So to continue my recent visit to Montana...Bruce and I visited some research plots in winter and spring wheat established by friend and long time Certified Professional Agronomist Neal Fehringer.
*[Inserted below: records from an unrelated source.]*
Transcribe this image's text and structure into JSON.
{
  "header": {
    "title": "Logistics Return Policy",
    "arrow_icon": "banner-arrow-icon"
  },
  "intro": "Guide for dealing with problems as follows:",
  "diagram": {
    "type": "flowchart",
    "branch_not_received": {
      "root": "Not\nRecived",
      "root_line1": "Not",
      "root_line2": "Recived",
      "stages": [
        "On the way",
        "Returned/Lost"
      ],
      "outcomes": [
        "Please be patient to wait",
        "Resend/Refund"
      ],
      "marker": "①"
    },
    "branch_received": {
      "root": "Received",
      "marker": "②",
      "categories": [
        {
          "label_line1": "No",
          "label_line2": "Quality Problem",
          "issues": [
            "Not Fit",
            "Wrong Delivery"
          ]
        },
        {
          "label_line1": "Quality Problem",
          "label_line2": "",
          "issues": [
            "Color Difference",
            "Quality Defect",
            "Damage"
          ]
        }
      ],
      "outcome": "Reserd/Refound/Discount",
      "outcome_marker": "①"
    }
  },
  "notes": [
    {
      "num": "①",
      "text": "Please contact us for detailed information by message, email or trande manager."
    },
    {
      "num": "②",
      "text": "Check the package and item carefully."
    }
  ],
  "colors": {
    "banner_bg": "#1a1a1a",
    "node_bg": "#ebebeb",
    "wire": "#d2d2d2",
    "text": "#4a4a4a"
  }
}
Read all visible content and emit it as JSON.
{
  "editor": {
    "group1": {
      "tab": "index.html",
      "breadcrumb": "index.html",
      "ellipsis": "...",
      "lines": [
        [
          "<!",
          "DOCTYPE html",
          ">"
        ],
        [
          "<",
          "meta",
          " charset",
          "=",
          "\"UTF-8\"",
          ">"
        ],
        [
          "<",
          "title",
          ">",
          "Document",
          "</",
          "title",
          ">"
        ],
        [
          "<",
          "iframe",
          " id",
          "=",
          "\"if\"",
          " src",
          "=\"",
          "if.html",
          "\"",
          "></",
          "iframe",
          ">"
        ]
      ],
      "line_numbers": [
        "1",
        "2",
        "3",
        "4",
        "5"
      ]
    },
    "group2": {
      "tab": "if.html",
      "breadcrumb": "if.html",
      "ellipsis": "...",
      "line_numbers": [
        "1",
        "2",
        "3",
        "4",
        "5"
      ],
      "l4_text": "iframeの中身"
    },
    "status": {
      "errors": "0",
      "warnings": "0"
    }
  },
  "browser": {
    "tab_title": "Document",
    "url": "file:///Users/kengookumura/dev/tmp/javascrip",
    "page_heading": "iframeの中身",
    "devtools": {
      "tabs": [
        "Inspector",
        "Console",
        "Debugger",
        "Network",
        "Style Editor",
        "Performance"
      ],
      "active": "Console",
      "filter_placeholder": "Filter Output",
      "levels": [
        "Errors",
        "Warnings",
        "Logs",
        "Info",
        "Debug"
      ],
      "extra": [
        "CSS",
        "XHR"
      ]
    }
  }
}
That's Neal below next to Retail Partner Mike Kilzer, Neal's plot agronomist, and then SAM Bruce on the right.
 There were a variety of plots evaluating N, P and seed treatments.  Here is a plot of winter wheat.  It is very dry throughout Montana this summer.
Neal also helped setup a sidedress nitrogen test with an experimental additive.  It is on a nearby AgroLiquid customer's irrigated corn.  So lot's to learn come harvest.
 We also visited some of Mike's customers in the area, like this field of irrigated malt barley.  It is looking good as expected with AgroLiquid nutrition.
And here are some furrow irrigated sugarbeets, also growing well with AgroLiquid.  This is a long-time customer who commented on the purity and effectiveness of AgroLiquid.
No trip to Billings would be complete without a trip to the AgroLiquid rail and storage site.  I learned that before too long it will relocate to another site on the other side of town, as they have outgrown this site.  I can remember visiting this place years ago when they were just setting the tanks thinking how big it was...and now it is too small.  That's growth for you, which is a good thing.
Bruce counts railcars being unloaded.
 After that, Mike and I paid a visit to long-time customer Tvetene Turf.  They grow sod for distribution all around Southern Montana.  
They grow beautiful turf, both fescue and bluegrass.  I recall working on the recipe years ago with Mike, and we were almost there, but there was a missing ingredient to make it super green.  It turned out to be Manganese.  So MicroLink Manganese became  part of the fertilizer blend with excellent results.
The fertilizer is applied through the center pivot irrigation, pumped from the tank there.  There are several pivots at this and nearby locations.   They are a good customer for Mike.  I talked to their field man and he said they love using AgroLiquid.
 They cut the turf in rounds under the pivot.
In addition to growing turf, they also are equipment innovators.  They build and have patents on harvesting and transport equipment like the machine below.
 And here goes a load of sod to some lucky customer who will have a beautiful lawn of Liquid-fed grass.
And since I was in Montana, it was great to see this family of Grizzly Bears.  A beautiful wildlife scene for sure.
Well actually it was a picture in the hotel I was at.  You can kind of see my reflection.  But I was in Montana when I saw it.